(Page and application data records)

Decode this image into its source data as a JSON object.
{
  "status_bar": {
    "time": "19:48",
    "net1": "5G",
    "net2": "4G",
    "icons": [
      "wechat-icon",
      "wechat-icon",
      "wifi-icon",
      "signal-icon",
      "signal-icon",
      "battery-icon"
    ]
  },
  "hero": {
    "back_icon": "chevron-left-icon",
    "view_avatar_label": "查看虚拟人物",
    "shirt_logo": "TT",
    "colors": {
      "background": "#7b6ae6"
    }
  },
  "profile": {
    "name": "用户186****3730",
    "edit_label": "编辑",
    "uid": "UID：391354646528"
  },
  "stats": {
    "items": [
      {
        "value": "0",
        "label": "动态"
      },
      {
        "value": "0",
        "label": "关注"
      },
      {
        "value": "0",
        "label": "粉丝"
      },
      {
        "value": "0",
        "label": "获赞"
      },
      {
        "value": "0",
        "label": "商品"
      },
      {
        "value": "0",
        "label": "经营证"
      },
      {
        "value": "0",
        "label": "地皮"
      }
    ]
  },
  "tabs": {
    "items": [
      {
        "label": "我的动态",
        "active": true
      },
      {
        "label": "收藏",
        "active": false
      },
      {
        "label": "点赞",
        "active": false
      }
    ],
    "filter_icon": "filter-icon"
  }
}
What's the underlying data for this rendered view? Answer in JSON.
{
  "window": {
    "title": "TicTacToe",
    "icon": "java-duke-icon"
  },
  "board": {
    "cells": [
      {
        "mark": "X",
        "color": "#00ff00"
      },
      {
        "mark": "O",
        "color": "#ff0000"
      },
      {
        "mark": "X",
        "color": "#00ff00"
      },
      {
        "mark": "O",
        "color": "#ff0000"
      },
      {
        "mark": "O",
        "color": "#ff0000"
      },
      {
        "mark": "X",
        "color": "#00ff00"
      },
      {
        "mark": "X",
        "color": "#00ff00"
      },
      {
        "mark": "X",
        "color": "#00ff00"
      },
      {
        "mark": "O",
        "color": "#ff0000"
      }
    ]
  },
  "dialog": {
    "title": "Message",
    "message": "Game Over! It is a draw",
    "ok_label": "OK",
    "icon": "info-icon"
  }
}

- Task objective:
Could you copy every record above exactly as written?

- Solution to this exercise:
Decode this image into its source data as a JSON object.
{
  "status_bar": {
    "time": "19:48",
    "net1": "5G",
    "net2": "4G",
    "icons": [
      "wechat-icon",
      "wechat-icon",
      "wifi-icon",
      "signal-icon",
      "signal-icon",
      "battery-icon"
    ]
  },
  "hero": {
    "back_icon": "chevron-left-icon",
    "view_avatar_label": "查看虚拟人物",
    "shirt_logo": "TT",
    "colors": {
      "background": "#7b6ae6"
    }
  },
  "profile": {
    "name": "用户186****3730",
    "edit_label": "编辑",
    "uid": "UID：391354646528"
  },
  "stats": {
    "items": [
      {
        "value": "0",
        "label": "动态"
      },
      {
        "value": "0",
        "label": "关注"
      },
      {
        "value": "0",
        "label": "粉丝"
      },
      {
        "value": "0",
        "label": "获赞"
      },
      {
        "value": "0",
        "label": "商品"
      },
      {
        "value": "0",
        "label": "经营证"
      },
      {
        "value": "0",
        "label": "地皮"
      }
    ]
  },
  "tabs": {
    "items": [
      {
        "label": "我的动态",
        "active": true
      },
      {
        "label": "收藏",
        "active": false
      },
      {
        "label": "点赞",
        "active": false
      }
    ],
    "filter_icon": "filter-icon"
  }
}
What's the underlying data for this rendered view? Answer in JSON.
{
  "window": {
    "title": "TicTacToe",
    "icon": "java-duke-icon"
  },
  "board": {
    "cells": [
      {
        "mark": "X",
        "color": "#00ff00"
      },
      {
        "mark": "O",
        "color": "#ff0000"
      },
      {
        "mark": "X",
        "color": "#00ff00"
      },
      {
        "mark": "O",
        "color": "#ff0000"
      },
      {
        "mark": "O",
        "color": "#ff0000"
      },
      {
        "mark": "X",
        "color": "#00ff00"
      },
      {
        "mark": "X",
        "color": "#00ff00"
      },
      {
        "mark": "X",
        "color": "#00ff00"
      },
      {
        "mark": "O",
        "color": "#ff0000"
      }
    ]
  },
  "dialog": {
    "title": "Message",
    "message": "Game Over! It is a draw",
    "ok_label": "OK",
    "icon": "info-icon"
  }
}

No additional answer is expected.